On the table for Indian country is permanent ''set-aside'' funding of 4 percent of overall Head Start funding in the Senate version, and of 3.5 percent in the House version. The House bill would make new funding available immediately, but would also make it conditional on a study by the Secretary of Health and Human Services that would risk a finding of ''status quo'' funding for the Indian set-aside. That would cancel out any gain in funding over the current fiscal year. In addition, because of the influx of funding to Indian and Hispanic Head Start programs, some ''slots'' in other Head Start programs would be defunded, a direct loss of services to children. Indian Head Start directors are very uncomfortable gaining dollars at the expense of other programs, according to one of their Washington lobbyists.

The Senate version offers new funding, with a permanent set-aside for Indian Head Starts of 4 percent and no lost ''slots'' for others.

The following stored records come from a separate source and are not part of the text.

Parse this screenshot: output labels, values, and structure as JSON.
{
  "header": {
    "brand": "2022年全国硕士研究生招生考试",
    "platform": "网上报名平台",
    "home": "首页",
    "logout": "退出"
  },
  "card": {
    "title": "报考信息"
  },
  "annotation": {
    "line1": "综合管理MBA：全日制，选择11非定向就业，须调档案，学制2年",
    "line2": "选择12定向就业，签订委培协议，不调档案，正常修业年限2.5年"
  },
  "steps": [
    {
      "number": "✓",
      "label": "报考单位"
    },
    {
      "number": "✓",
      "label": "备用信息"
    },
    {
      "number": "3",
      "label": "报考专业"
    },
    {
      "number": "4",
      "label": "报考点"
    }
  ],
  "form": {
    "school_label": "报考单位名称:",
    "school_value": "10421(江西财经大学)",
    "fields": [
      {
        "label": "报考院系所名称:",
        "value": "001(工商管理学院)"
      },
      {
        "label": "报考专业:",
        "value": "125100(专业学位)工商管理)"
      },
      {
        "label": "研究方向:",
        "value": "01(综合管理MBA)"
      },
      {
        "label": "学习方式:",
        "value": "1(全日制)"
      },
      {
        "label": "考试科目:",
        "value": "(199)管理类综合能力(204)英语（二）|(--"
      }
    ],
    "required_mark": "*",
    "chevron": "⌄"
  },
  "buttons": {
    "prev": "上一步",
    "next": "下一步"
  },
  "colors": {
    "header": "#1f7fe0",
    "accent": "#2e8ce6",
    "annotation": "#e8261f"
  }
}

It is the preferred bill in Indian country, with the backing of the National Indian Head Start Directors Association, the National Migrant and Seasonal Head Start Association, United South and Eastern Tribes, the National Congress of American Indians, the National Indian Education Association, the National Alliance to Save Native Languages, and Navajo Nation President Joe Shirley Jr. But their allies are hard-pressed to assemble the votes that would pass the Senate bill. A compromise proposal would designate 50 percent of any new funding to Indian and Hispanic Head Starts, and 50 percent to other priority set-aside Head Starts.

Another alternative is for Indian Head Start programs, which have always accepted funding through the set-aside in the overall Head Start bill, to ask the House and Senate Appropriations committees to designate more funding for them directly.

Though Indian Head Starts have gotten most of what they've asked for in the national Head Start reauthorization, a moral dilemma remains over set-aside funding. For perhaps as many as 10 years, the Department of Health and Human Services has transferred funding from the Indian and Hispanic priority set-aside to urban Head Start programs in order to ''hold them harmless'' from loss of funds as their program efficiency has improved. Key committee personnel on Capitol Hill recognize a fundamental injustice. But their message to Indian country is that while Indian country may be morally right, there is just no rallying the votes in Congress to make full amends. Indian Head Starts have gone for a morally correct position, only to find themselves up against extremely difficult politics.